Spider Mites on Orchids


Last week I discovered that one of my orchids had a pretty severe infestation of spider mites. I’ve had the plant since February. It came up pretty suddenly and the infestation was such that I had to , sadly, get rid of the plant. Heartbreaking. That orchid was situated next to two other orchids I have. A second one is now showing signs of spider mites: white webby clumps under the leaves, little “spots” on the flower petals, stickiness on the leaves. I immediately moved it away from the other orchid – hopefully it’s not to late. Please tell me what to do to get rid of these horrible creatures. My orchids are otherwise very healthy – they have been blooming blossoms of six and 10 on a shoot. They are like family to me. Desperate to stop the invasion.
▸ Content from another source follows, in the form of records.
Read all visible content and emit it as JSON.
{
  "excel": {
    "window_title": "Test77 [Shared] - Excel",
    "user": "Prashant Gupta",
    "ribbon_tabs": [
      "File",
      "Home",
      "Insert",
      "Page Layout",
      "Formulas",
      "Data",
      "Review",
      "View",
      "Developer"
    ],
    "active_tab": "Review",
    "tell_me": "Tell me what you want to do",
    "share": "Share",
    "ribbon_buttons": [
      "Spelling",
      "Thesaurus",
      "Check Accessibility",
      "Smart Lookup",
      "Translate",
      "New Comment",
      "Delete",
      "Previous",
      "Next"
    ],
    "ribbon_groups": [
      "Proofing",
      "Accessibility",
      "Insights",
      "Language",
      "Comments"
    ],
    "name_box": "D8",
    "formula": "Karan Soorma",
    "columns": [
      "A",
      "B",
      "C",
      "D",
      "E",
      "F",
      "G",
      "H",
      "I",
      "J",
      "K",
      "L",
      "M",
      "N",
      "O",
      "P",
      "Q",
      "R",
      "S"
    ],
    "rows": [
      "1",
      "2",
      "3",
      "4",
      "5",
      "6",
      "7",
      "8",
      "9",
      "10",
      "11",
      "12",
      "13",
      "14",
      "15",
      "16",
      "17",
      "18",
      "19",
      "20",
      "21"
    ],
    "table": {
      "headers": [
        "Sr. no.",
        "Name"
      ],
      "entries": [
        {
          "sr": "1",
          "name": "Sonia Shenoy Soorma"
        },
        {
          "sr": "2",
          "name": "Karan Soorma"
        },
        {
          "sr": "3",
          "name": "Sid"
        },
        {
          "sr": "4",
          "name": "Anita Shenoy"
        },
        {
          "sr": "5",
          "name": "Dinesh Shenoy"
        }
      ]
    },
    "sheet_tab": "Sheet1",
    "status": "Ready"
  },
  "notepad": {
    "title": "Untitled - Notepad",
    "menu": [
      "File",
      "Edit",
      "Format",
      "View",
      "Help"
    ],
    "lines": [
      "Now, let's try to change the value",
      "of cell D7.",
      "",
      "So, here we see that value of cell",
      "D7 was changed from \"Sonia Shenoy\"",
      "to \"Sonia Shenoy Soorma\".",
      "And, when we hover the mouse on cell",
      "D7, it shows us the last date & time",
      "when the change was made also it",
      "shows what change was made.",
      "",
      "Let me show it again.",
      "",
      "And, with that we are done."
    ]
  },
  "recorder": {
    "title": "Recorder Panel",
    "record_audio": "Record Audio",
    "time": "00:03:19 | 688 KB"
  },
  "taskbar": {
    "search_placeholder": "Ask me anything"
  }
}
Yikes, that’s not good!  It does sound like mites!!

Mites thrive when it’s warm and dry, but when it’s humid and wet the mite activity slows down and can be controlled.  I would suggest, for overall plant well being, that you either mist your plant regularly or place the plant pot on top of some pebbles in a tray with water in it – make sure your plant is not sitting in the water.  Both of these will raise the humidity around your plant and should begin to slow down the mites’ life cycle.  Many enthusiasts give their orchids a short tepid/warm shower once a month in order to simulate the type of growing conditions that orchids experience in their native habitat in more tropical climates.

A gentle spray of water can be used to dislodge mites from the orchid leaves.  You can also use water and a soft sponge to gently wash each leaf, especially the leaf undersides as this is where mites like to hide.  Make sure you wipe each leaf to get the mites, their tiny webs and as many eggs as possible off the plant.  Continue these treatments a couple of times each week for at least 5 – 6 weeks.

If this approach is not helping then spraying with an insecticidal soap should do the trick – again making sure to completely spray over both sides of the leaves and following the product label instructions carefully.

As mites can live in the soil, another suggestion would be to take your orchid out of the infested soil it is presently in, completely flush the root system with distilled water and to repot it in fresh uncontaminated orchid soil.

One orchid expert recommends putting the affected plants outside once the weather is warm enough – the mites’ natural enemies plus the more challenging environment will often get rid of the problem.

If these strategies do not work, you may have to use a miticide.  In that case, consult your local nursery as to which ones can be used on orchids.

Keep the plants isolated from one another (and other plants) until you are sure the infestation is over.

And just in case it’s not spider mites, here’s an overview of the types of insects and mites that can affect orchids, and how to recognize and to control them:  Canadian Orchid Congress’ “Do you have bugs? Don’t panic”.